Classic DACB CollectionAll articles created or submitted in the first twenty years of the project, from 1995 to 2015.
Nana Naidoo was the first pastor to be called home from the Natal District. He was born in Durban into a staunch Hindu home. He dropped out of high school as he could not afford clothes and books. At sixteen he was working at a hotel where he began drinking heavily. He lost his job and for a year he had no employment because of his habit of failing to turn up for work.
He joined a gang with his street friends and took drugs and gambled with them. When drugged or drunk he was violent with people. Becoming an addict he sold marijuana on street corners and made his home in a manhole along a street. When in trouble with the police he rotated between living in Johannesburg and Durban. He described his life, “I never knew of loving anyone. I hated the world and people. Nobody used to love me.”
One Friday evening in 1971, he and some friends passed a big blue and yellow tent on a street corner. Nana suggested that they go in and see what was happening. They sat in the back and were soon singing beautiful songs. They thought the people were gathered just to have a good time. Then when there was prayer they realized it was a religious service and they wanted to leave, but the tent was too crowded. They listened as Rev. Mike Porthen preached.
Nana felt a repeated urge to go forward at the invitation. He explains: “I told Jesus that if He could help me I was coming to accept him as Saviour. I cried at the altar for Jesus to forgive my sins. The pastor prayed with me for a long time and I gave my heart to the Lord. I could not sleep that night as my heart was so filled with love and peace.” His friends at work thought he was joking when he told them what had happened. His family rejected him.
Nana joined the Church of the Nazarene, found new friends and was reunited with his family. In 1972, at a Wednesday evening prayer and fasting service, he felt the Lord very near. In bed that night he heard the Lord’s voice, “Go preach my Word.” A few days later he responded: “God, if you want me to preach Your Word, here I am.” He told his pastor about his call and was instructed to go to Bible School. He graduated from Bible College in Cape Town in 1976. He and his wife, Mrs, Maliga (Perumal) Naidoo, pastored at Isipingo but he had only two years to serve.
He became seriously ill and passed away in hospital from kidney failure.

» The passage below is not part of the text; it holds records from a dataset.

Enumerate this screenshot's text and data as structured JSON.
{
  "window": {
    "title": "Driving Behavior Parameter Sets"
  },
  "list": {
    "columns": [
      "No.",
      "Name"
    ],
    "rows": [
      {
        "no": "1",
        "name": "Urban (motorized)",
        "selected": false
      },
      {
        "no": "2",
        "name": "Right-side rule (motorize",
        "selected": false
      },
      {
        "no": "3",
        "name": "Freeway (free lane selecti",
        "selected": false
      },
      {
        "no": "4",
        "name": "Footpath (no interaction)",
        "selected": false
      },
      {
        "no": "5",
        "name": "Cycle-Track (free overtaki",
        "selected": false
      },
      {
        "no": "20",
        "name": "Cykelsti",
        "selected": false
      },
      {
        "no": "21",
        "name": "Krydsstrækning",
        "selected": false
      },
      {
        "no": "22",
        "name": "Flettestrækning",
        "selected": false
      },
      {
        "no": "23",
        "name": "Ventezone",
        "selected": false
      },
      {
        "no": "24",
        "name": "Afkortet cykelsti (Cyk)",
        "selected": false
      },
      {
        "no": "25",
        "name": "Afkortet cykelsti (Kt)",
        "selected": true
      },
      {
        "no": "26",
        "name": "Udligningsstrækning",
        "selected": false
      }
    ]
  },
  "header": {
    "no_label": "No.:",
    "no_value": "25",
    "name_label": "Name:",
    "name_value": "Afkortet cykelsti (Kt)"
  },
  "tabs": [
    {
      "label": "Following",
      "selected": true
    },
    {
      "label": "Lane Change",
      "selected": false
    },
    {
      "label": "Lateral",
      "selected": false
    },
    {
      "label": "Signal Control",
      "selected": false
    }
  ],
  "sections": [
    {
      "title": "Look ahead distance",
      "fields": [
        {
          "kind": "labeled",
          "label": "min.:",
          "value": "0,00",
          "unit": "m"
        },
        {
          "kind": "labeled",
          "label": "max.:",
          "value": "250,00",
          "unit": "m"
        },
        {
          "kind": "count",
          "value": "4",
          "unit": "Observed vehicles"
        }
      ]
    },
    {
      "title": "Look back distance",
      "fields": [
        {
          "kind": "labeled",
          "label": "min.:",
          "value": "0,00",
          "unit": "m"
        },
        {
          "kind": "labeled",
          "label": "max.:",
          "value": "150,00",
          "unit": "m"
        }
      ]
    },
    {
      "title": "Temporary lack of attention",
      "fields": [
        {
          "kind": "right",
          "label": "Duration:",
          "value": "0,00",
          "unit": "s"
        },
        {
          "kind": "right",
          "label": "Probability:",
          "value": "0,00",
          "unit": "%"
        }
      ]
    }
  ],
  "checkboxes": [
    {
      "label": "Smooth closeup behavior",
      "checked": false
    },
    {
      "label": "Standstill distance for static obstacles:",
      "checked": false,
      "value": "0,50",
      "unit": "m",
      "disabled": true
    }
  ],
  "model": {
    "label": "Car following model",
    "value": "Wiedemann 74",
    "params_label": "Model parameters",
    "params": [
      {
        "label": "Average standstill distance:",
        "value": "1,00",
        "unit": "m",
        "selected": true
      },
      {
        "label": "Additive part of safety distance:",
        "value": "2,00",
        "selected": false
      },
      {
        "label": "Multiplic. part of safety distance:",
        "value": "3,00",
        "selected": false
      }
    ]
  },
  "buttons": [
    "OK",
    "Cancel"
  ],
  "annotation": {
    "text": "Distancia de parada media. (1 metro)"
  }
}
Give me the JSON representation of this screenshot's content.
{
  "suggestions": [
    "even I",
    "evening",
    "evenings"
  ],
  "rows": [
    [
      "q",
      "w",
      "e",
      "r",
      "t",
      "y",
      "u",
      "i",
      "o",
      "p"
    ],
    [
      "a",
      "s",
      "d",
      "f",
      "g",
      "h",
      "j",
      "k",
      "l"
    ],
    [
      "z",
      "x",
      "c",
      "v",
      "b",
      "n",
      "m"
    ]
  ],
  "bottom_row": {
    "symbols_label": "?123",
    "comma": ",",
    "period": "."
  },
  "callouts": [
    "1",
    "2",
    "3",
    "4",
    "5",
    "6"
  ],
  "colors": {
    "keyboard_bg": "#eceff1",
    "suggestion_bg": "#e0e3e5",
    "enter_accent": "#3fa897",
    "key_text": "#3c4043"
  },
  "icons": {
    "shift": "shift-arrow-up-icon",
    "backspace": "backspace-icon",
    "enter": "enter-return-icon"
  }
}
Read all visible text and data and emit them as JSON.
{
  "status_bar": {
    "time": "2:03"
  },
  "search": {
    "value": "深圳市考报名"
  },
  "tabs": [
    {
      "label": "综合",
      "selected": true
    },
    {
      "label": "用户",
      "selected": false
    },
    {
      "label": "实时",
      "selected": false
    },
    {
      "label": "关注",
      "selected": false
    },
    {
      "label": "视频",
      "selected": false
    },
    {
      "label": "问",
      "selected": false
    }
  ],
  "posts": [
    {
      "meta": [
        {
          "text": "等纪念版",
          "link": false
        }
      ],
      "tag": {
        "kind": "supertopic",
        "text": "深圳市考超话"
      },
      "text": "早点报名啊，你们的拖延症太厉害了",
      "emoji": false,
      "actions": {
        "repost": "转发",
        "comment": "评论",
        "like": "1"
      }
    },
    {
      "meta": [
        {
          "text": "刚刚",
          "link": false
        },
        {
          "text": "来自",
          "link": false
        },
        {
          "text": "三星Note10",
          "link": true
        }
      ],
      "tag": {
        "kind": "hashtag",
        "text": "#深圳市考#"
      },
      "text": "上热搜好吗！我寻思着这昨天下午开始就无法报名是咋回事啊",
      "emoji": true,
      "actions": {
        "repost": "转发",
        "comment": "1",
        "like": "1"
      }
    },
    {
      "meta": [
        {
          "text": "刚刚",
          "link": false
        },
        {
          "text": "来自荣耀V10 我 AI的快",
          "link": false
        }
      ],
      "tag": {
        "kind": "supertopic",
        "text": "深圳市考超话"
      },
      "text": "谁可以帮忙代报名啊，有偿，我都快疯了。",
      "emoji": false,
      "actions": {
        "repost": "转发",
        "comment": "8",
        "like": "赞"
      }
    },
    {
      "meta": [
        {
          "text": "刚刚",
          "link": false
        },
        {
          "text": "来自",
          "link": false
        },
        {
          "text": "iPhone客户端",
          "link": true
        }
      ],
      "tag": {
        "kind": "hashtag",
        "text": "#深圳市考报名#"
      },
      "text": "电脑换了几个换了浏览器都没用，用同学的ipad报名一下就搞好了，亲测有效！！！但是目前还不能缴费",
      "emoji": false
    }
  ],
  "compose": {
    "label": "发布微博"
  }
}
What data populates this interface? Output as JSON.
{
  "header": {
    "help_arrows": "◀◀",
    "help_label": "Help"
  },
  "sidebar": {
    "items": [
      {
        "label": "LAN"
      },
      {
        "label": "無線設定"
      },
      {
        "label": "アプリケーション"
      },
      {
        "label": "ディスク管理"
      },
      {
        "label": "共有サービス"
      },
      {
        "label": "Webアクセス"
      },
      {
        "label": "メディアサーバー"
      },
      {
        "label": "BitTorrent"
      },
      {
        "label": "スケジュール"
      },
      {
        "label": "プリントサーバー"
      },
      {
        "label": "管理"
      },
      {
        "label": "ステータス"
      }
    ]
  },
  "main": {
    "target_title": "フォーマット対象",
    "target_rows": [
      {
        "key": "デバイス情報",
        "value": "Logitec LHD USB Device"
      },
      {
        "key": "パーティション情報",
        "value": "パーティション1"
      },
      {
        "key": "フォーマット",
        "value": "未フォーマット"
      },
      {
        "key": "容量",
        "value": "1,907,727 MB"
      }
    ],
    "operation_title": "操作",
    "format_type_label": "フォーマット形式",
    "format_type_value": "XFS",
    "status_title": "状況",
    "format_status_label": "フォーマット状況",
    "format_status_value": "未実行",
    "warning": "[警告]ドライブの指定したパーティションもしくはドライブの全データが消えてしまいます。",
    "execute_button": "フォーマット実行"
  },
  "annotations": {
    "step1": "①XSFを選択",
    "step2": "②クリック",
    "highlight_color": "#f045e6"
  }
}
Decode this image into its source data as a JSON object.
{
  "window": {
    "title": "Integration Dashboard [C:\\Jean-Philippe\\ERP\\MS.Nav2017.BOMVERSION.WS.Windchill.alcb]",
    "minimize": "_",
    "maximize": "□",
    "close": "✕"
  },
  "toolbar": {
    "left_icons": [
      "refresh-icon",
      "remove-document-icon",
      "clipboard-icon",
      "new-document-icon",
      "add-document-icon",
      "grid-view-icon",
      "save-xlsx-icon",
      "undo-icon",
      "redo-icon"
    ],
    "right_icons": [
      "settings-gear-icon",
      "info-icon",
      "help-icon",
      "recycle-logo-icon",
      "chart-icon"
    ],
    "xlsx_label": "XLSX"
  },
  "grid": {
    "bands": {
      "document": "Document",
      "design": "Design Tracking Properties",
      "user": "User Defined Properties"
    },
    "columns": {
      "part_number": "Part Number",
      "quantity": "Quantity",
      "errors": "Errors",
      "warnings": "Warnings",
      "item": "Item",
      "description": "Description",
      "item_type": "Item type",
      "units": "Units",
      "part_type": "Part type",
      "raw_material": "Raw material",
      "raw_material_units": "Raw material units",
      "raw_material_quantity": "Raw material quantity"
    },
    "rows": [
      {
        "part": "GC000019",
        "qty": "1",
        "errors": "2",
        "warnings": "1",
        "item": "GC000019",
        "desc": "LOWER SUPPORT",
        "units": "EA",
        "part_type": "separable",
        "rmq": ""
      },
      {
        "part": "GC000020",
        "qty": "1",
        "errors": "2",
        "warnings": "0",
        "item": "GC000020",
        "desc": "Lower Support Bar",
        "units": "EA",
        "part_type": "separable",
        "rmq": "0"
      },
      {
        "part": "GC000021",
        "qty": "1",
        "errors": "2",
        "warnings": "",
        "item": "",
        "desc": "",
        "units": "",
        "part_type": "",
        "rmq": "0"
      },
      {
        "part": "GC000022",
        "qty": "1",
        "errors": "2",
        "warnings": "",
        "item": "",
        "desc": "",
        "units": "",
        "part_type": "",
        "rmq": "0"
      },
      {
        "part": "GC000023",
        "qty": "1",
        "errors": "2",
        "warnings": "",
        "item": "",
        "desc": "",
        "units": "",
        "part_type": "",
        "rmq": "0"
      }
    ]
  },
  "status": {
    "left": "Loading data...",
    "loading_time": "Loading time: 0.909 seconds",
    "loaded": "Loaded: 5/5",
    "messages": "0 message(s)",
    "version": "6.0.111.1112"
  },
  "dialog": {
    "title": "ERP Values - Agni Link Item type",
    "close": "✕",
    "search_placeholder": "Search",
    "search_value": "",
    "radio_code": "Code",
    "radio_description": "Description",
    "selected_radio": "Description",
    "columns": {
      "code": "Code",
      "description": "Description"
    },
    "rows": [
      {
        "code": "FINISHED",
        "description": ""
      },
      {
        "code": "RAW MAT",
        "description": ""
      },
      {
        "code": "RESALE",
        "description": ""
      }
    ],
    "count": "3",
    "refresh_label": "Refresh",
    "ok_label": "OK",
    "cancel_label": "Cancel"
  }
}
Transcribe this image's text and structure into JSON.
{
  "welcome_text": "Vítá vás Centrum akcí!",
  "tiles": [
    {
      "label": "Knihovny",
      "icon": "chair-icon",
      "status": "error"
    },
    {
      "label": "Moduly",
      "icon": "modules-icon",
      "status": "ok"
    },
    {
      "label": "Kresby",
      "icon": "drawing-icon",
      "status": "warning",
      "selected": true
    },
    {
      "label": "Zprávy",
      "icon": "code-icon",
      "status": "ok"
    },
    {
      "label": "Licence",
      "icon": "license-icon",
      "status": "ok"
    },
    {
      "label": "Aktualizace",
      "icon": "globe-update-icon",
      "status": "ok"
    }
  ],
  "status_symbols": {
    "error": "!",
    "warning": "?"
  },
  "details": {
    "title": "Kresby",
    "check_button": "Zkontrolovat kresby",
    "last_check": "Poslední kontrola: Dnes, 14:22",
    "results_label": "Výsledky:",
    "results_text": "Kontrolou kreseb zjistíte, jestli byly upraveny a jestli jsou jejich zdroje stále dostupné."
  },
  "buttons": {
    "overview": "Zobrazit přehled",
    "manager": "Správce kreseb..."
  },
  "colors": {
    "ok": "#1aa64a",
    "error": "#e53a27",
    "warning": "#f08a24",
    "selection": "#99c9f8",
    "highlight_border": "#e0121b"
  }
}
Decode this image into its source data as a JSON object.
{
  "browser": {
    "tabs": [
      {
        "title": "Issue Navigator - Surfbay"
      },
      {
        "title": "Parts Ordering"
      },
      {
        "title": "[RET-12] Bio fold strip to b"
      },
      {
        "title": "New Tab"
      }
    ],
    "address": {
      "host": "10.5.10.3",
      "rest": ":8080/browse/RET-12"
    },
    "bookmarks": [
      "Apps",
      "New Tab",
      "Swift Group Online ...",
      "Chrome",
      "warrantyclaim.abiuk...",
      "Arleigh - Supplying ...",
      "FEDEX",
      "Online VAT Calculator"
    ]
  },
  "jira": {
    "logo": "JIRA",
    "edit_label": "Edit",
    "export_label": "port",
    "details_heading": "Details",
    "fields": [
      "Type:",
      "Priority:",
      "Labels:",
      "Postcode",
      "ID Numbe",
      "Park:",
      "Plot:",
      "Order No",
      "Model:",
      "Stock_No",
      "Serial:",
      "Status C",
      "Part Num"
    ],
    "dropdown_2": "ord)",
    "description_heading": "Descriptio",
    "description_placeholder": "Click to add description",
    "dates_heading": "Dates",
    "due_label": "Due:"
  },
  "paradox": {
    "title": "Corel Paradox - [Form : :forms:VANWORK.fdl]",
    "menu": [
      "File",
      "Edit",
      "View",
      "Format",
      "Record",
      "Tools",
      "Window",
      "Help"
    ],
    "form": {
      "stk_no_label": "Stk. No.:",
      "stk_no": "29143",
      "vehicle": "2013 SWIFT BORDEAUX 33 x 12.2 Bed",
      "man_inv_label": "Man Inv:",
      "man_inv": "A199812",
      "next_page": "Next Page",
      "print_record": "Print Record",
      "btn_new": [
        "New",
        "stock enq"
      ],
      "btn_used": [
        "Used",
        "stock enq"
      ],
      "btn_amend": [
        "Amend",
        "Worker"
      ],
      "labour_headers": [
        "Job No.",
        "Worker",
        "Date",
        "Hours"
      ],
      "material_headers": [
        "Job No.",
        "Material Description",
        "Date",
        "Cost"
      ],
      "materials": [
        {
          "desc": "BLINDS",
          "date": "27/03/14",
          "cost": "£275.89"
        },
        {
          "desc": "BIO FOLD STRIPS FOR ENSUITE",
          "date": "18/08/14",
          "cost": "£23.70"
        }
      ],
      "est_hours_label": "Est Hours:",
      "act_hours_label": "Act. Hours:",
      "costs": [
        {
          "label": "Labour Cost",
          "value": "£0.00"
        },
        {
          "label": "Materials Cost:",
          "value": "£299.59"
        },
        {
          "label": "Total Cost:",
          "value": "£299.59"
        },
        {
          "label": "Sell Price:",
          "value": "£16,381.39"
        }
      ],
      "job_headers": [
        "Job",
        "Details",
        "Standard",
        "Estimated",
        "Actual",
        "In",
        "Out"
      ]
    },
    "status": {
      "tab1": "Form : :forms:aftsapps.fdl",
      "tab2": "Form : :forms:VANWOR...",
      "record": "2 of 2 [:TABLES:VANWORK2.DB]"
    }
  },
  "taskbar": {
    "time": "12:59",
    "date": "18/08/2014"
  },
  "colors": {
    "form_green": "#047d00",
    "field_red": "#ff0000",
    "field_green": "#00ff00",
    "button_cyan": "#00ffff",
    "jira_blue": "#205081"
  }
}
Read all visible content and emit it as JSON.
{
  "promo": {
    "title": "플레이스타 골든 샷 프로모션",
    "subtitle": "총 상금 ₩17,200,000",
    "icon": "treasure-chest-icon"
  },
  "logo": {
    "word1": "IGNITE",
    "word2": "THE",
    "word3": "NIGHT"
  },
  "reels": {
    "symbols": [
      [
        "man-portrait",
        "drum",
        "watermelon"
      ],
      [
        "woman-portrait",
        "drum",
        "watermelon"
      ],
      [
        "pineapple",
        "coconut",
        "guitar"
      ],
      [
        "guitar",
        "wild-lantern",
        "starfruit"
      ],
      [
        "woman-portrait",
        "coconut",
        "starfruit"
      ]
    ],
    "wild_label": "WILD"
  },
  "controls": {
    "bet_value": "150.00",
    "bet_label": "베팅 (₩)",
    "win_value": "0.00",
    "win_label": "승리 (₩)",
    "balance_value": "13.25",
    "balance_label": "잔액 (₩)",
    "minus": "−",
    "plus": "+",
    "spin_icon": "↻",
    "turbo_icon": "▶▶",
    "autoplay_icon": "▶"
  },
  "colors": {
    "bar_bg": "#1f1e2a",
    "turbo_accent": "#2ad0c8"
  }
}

Rev. Mike Porthen related that the night before he died Nana had said, “I’m ready to go. I’m going to beat all the other pastors to heaven.” He told his wife, “Heaven is calling me.” A member at Isipingo who found the Lord through Nana’s ministry prayed, “Lord, although Pastor was a little short man he was a giant to us because he was not afraid of the devil. He was saved from sin and now stands among the angels.”
Paul S. Dayhoff
- World Mission,(Kansas City, MO: Nazarene Publishing House, April 1981), 10; Rev. Mike Porthen, telephone conversation, February 3, 1996.
This article is reproduced, with permission, from Living Stones In Africa: Pioneers of the Church of the Nazarene, revised edition, copyright © 1999, by Paul S. Dayhoff. All rights reserved.